Loading up the test wing (mine)

While Marlin test flies, Jim, Jim and James work on the sprinkler system.

Gene gave us a great, wide road to work with

Stop, lop, ready to roll!

Wot, no hook in sign?

A motley crew

Damn, it feels good to be a gangsta...

Il Padrino i Il Consigliere

Hilarious launch, Jeff plowed through the brush, hootin' and hollerin'

Jeff emerges from the brush to a beautiful sunset.

Kevin does a nice forward inflation in a crosswind

And off Kevin goes

A montage of my first launch from the F'O' Hundred.

Sunday, May 2, 2010

A Pleasant Day at Torrey Pines

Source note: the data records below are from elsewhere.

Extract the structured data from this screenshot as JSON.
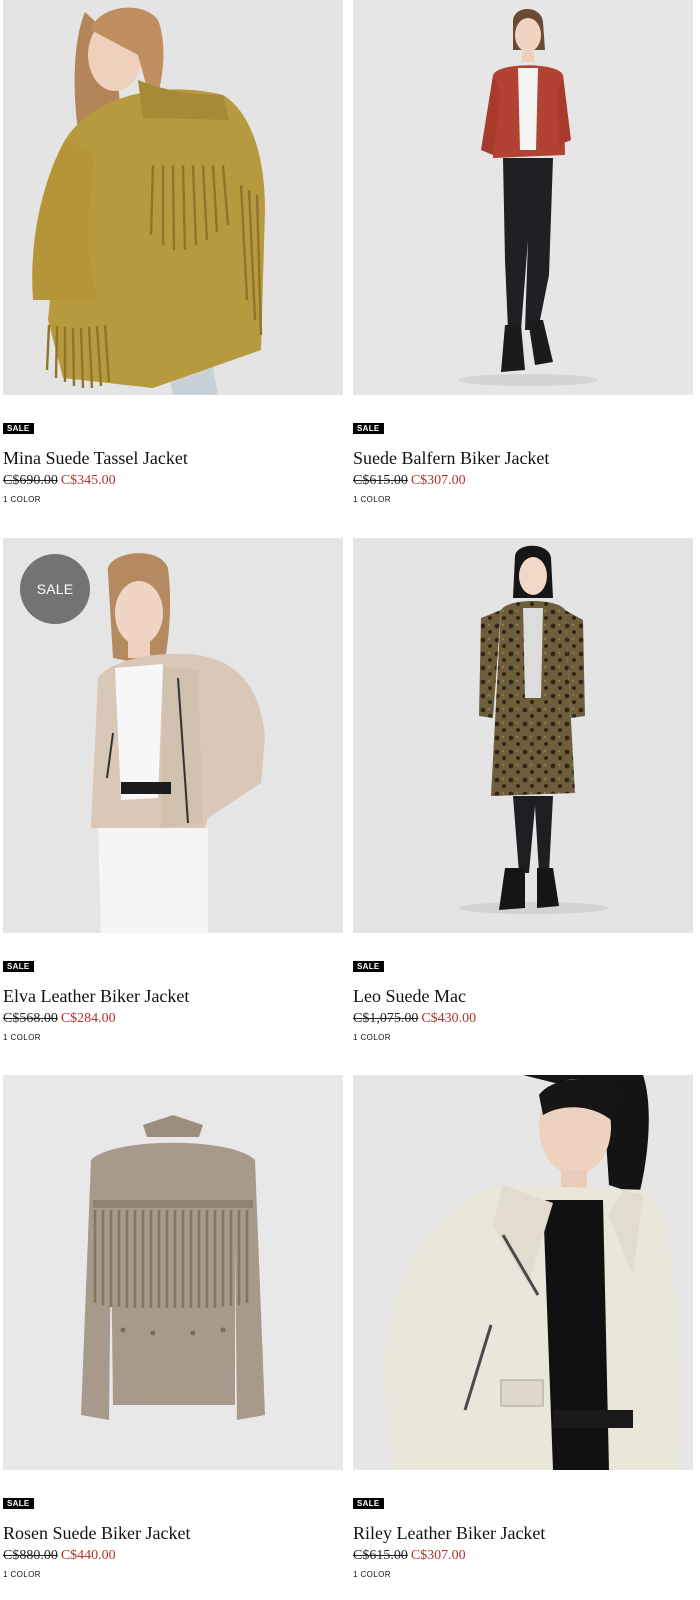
{
  "labels": {
    "sale_tag": "SALE",
    "sale_circle": "SALE"
  },
  "colors": {
    "sale_price": "#b4322c",
    "sale_tag_bg": "#000000",
    "sale_circle_bg": "#737373",
    "image_bg": "#e7e7e7"
  },
  "products": [
    {
      "name": "Mina Suede Tassel Jacket",
      "original_price": "C$690.00",
      "sale_price": "C$345.00",
      "colors": "1 COLOR",
      "image_subject": "model in mustard suede fringe jacket, rear view"
    },
    {
      "name": "Suede Balfern Biker Jacket",
      "original_price": "C$615.00",
      "sale_price": "C$307.00",
      "colors": "1 COLOR",
      "image_subject": "model in rust suede biker jacket, full length"
    },
    {
      "name": "Elva Leather Biker Jacket",
      "original_price": "C$568.00",
      "sale_price": "C$284.00",
      "colors": "1 COLOR",
      "image_subject": "model in cream leather biker jacket"
    },
    {
      "name": "Leo Suede Mac",
      "original_price": "C$1,075.00",
      "sale_price": "C$430.00",
      "colors": "1 COLOR",
      "image_subject": "model in leopard print suede coat, full length"
    },
    {
      "name": "Rosen Suede Biker Jacket",
      "original_price": "C$880.00",
      "sale_price": "C$440.00",
      "colors": "1 COLOR",
      "image_subject": "taupe suede fringe jacket, back view on plain background"
    },
    {
      "name": "Riley Leather Biker Jacket",
      "original_price": "C$615.00",
      "sale_price": "C$307.00",
      "colors": "1 COLOR",
      "image_subject": "model in off-white leather biker jacket, close crop"
    }
  ]
}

I haven't had much to yap about this winter, as I've only been working on the Big O Loop, with a smattering of unremarkable flights.

Friday, however, I did have a pleasant bit of flying at Torrey Pines. I took two flights with Joe Spinney borrowing my wing in between (Joe is pictured here)

Joe Spinney on my U2

Only a couple of things worth mentioning:
- Finally got another of Rebar Dan's Hook In signs delivered to Torrey. Let's see if those pissants who chucked the last one over the cliff leave this one alone.
- Got most of a right turn out of my wing, but it needs some TLC, there's still a bit of one there.
- Being 160 pounds on a U2 160 with full VG on a medium-light day at Torrey puts you above most other wings.
- It was fun to just chill up and down the range, buzzing people on the cliffs, getting a better view of the mansions and pier and golfers, and just, generally, relaxing. I'm not used to being so relaxed in the air for such a long period of time. It's always cathartic, but usually busier. The relaxing flights are usually sledders, by definition short.

Peace in our time? If any PG pilots mess with this one, maybe we can just bitch slap 'em.